• This will invoke broadcasting, so b is copied three times to become (3,3), and ∗ is an element-wise product so c.shape will be (3, 3)
Correct

• This will invoke broadcasting, so b is copied three times to become (3, 3), and ∗ invokes a matrix multiplication operation of two 3x3 matrices so c.shape will be (3, 3)

• This will multiply a 3x3 matrix a with a 3x1 vector, thus resulting in a 3x1 vector. That is, c.shape = (3,1).

• It will lead to an error since you cannot use “*” to operate on these two matrices. You need to instead use np.dot(a,b)

10. Consider the following computation graph.
What is the output J?
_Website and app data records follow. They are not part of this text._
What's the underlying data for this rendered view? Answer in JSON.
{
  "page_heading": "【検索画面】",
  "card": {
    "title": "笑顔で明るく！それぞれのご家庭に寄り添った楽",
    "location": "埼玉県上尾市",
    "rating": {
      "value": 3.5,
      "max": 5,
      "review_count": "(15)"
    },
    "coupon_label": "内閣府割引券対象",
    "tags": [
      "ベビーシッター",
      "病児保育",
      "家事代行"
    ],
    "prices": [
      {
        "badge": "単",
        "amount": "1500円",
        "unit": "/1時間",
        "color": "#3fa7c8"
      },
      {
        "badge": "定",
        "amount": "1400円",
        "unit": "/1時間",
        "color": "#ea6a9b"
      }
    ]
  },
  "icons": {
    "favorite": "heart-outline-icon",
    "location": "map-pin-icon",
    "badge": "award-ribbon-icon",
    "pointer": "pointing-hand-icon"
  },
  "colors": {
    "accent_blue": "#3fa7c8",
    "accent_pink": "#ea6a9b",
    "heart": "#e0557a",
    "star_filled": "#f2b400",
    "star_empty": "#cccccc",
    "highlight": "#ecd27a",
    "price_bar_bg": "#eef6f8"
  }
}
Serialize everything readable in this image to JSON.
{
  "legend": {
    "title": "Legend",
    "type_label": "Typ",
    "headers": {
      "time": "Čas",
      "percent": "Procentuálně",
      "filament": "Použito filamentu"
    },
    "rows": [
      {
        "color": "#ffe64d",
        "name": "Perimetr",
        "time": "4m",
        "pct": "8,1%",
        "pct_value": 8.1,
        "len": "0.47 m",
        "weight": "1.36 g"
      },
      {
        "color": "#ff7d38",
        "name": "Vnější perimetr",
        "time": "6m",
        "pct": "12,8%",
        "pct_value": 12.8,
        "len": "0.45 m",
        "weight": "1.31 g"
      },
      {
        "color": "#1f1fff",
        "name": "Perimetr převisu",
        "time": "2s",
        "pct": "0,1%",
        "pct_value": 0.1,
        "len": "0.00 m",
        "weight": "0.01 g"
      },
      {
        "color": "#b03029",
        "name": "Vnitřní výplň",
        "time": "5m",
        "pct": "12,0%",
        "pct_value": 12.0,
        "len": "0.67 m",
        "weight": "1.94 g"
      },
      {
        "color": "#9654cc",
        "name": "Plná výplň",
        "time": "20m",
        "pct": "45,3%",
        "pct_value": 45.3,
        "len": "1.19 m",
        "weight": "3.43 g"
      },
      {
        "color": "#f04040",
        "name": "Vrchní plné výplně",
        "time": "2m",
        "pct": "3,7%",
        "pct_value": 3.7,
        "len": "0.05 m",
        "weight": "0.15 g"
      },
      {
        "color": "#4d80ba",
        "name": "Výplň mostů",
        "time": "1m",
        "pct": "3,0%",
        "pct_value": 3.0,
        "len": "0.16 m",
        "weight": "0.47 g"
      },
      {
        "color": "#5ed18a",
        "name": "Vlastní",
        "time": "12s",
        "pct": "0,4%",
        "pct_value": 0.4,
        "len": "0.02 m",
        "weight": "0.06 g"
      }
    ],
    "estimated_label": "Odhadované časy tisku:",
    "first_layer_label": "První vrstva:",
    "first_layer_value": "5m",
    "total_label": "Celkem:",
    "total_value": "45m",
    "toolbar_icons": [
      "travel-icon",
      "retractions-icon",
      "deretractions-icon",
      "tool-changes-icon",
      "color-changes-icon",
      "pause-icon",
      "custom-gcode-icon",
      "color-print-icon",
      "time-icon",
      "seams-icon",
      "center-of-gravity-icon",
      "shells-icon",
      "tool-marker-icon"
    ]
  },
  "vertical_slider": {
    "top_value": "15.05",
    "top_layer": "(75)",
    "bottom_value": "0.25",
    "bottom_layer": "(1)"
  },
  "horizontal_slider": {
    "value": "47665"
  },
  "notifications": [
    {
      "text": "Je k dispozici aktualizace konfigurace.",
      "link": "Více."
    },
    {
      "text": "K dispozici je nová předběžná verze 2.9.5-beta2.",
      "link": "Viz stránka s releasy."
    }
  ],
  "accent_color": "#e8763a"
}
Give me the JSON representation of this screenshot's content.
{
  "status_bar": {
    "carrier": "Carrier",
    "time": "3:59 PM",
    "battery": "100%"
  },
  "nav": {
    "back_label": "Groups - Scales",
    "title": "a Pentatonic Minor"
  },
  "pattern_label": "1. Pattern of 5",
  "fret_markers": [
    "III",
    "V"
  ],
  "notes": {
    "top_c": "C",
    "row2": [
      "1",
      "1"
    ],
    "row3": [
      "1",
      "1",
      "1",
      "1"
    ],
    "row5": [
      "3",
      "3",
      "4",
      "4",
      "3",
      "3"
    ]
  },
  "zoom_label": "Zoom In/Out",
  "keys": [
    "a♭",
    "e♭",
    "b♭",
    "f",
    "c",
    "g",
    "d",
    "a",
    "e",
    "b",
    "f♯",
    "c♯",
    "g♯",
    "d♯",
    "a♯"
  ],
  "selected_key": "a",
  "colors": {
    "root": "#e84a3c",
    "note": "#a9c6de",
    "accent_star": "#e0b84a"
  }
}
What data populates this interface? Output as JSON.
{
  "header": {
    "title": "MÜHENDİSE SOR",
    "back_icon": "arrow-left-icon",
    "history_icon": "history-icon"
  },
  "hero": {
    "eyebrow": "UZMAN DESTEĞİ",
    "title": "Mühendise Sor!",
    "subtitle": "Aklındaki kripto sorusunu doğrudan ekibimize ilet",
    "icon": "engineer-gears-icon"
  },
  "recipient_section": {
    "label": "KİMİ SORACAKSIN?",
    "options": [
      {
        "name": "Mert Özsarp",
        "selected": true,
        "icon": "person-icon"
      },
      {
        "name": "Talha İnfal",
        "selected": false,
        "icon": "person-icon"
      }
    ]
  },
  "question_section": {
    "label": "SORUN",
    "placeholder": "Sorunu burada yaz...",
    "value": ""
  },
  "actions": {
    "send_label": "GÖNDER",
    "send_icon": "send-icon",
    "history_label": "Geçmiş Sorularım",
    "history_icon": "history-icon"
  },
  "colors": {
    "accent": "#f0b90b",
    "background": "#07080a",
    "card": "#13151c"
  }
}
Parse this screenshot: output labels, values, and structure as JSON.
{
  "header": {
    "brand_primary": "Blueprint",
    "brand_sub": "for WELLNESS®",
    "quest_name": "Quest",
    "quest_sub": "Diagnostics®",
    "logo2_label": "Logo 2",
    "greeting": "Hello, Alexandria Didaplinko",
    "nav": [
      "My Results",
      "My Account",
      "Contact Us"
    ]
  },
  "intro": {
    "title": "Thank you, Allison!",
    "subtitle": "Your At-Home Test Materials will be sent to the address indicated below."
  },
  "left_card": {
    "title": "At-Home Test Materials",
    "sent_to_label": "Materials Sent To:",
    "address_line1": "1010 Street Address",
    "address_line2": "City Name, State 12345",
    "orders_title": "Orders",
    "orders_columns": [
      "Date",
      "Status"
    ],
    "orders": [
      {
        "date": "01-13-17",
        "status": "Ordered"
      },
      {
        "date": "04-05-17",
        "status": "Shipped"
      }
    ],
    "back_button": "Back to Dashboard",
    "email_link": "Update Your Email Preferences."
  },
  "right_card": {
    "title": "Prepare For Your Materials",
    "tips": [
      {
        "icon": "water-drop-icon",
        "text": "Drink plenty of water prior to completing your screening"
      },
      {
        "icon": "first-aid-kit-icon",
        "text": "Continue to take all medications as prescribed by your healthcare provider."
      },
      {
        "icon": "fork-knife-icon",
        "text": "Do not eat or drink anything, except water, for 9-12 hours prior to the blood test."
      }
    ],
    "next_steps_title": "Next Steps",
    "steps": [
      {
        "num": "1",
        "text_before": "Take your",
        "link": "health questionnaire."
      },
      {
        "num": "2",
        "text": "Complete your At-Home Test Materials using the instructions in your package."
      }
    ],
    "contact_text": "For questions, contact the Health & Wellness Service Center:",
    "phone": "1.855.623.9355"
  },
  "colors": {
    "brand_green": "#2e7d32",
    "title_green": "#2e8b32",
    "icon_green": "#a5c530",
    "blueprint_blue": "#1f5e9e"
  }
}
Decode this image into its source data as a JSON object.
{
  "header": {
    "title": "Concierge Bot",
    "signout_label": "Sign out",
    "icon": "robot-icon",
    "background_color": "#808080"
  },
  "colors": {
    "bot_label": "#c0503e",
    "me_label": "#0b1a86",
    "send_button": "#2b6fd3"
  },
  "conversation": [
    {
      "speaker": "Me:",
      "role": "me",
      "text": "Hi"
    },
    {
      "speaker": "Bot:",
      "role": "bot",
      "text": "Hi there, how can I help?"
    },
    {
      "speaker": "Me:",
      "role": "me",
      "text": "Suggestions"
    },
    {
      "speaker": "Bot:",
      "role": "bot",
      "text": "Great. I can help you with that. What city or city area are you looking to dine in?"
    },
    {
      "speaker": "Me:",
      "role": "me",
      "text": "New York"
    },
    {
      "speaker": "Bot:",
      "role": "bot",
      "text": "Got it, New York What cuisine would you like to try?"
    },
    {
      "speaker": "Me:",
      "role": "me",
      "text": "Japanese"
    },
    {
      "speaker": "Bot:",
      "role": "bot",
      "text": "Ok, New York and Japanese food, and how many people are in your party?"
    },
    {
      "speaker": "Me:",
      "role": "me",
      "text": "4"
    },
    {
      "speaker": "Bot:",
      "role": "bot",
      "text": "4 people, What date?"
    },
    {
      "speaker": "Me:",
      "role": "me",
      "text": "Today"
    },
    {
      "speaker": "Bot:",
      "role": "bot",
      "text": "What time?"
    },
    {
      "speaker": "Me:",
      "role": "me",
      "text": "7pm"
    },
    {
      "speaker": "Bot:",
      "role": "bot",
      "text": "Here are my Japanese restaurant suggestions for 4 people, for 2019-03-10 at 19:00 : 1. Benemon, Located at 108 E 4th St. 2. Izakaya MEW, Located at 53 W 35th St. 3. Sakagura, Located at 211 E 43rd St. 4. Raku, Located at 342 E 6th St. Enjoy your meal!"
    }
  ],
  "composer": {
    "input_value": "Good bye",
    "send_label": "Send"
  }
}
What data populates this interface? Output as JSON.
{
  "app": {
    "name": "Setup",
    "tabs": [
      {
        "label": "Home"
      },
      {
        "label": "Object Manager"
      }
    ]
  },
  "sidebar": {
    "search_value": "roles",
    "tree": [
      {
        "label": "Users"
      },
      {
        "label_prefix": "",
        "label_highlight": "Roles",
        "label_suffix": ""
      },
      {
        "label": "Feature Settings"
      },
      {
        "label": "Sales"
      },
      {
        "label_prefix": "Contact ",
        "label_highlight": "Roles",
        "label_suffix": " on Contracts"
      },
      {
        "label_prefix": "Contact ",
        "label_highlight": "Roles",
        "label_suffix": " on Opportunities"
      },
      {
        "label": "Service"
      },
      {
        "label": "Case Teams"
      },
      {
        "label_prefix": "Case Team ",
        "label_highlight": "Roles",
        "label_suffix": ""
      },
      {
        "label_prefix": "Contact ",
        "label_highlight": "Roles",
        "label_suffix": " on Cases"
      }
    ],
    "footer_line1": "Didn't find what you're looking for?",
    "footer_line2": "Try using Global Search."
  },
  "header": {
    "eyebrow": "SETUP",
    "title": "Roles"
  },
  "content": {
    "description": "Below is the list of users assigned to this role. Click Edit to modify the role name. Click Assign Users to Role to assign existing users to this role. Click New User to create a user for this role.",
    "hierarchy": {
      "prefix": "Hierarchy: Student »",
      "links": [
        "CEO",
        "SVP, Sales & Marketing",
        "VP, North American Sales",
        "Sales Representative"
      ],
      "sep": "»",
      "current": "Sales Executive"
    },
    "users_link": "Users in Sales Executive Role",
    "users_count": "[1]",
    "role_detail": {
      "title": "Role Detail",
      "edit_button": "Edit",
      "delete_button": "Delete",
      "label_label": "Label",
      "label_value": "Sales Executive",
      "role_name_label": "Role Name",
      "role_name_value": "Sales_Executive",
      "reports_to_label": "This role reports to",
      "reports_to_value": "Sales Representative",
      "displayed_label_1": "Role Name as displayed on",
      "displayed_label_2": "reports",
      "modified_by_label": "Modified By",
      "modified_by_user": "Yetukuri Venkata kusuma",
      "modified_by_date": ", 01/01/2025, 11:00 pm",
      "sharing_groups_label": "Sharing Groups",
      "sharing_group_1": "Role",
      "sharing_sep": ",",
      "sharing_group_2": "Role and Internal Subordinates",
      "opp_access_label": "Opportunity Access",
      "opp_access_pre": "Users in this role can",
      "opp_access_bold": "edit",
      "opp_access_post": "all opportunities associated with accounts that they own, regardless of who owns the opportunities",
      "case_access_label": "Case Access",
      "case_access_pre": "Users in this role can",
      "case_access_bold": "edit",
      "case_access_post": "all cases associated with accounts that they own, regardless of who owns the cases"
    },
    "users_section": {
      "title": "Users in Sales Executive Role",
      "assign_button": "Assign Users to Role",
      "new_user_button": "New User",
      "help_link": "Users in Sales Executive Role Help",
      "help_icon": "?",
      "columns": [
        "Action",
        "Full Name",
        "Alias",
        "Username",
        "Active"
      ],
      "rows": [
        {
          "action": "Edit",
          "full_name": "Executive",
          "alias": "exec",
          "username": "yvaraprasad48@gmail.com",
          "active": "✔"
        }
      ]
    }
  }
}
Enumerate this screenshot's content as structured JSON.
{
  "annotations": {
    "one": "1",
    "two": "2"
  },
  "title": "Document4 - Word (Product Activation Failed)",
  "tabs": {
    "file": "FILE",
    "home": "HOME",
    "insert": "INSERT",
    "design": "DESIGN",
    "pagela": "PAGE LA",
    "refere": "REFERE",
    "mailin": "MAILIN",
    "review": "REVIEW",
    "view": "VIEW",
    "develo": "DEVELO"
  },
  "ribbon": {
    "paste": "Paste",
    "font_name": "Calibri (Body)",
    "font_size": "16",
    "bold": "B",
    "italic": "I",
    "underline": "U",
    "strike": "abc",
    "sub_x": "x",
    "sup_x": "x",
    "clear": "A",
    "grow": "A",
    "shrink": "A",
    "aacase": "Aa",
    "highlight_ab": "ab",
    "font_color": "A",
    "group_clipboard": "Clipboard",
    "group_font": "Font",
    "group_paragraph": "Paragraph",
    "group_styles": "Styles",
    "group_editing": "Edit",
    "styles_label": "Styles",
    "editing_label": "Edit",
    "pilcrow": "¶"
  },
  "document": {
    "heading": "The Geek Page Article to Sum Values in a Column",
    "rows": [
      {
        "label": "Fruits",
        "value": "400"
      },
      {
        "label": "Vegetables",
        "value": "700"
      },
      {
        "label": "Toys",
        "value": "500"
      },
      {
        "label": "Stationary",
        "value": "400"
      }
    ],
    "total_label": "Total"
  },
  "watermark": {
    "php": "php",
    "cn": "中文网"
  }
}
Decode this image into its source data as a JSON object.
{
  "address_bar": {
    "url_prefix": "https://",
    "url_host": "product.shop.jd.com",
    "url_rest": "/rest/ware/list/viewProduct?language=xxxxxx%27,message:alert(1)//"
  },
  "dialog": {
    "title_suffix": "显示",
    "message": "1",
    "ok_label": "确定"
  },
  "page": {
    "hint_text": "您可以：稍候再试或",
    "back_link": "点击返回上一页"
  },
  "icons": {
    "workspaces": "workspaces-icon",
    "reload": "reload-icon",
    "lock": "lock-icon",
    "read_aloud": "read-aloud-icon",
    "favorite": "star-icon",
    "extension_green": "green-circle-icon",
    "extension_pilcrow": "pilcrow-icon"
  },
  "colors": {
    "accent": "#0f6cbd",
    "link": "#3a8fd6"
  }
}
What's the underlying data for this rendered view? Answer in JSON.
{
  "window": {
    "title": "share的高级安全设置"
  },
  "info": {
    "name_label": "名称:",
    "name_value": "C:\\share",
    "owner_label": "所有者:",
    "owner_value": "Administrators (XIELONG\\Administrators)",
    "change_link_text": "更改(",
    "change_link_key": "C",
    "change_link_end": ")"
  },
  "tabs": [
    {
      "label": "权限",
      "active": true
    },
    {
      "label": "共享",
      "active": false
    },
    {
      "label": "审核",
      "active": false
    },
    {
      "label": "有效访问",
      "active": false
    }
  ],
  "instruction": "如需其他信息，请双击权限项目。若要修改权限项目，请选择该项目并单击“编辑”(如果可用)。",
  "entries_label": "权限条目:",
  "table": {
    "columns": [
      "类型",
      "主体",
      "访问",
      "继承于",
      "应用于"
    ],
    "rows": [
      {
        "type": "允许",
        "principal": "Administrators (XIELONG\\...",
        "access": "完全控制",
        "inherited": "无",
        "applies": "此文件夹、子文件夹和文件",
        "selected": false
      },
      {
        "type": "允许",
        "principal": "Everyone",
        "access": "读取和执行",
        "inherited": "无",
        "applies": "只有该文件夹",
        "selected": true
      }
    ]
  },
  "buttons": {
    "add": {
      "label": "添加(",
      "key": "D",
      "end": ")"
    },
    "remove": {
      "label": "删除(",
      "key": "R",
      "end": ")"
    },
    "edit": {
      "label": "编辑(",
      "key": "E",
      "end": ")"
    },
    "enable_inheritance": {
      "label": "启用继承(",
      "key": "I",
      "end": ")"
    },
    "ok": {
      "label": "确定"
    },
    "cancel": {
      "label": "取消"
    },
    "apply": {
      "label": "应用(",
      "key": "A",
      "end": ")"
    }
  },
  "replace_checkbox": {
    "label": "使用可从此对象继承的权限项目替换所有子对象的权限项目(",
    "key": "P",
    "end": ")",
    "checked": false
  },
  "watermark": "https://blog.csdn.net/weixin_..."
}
• J = (c - 1)*(b + a)

• J = (a - 1) * (b + c)
Correct
Yes. J = u + v - w = a*b + a*c - (b + c) = a * (b + c) - (b + c) = (a - 1) * (b + c).

• J = a*b + b*c + a*c

• J = (b - 1) * (c + a)

--------------------------------------------------------------------------------

&
Click here to see more codes for Raspberry Pi 3 and similar Family.
&
Click here to see more codes for NodeMCU ESP8266 and similar Family.
&
Click here to see more codes for Arduino Mega (ATMega 2560) and similar Family.
Feel free to ask doubts in the comment section. I will try my best to answer it.
If you find this helpful by any mean like, comment and share the post.
This is the simplest way to encourage me to keep doing such work.

Thanks & Regards,
- APDaga DumpBox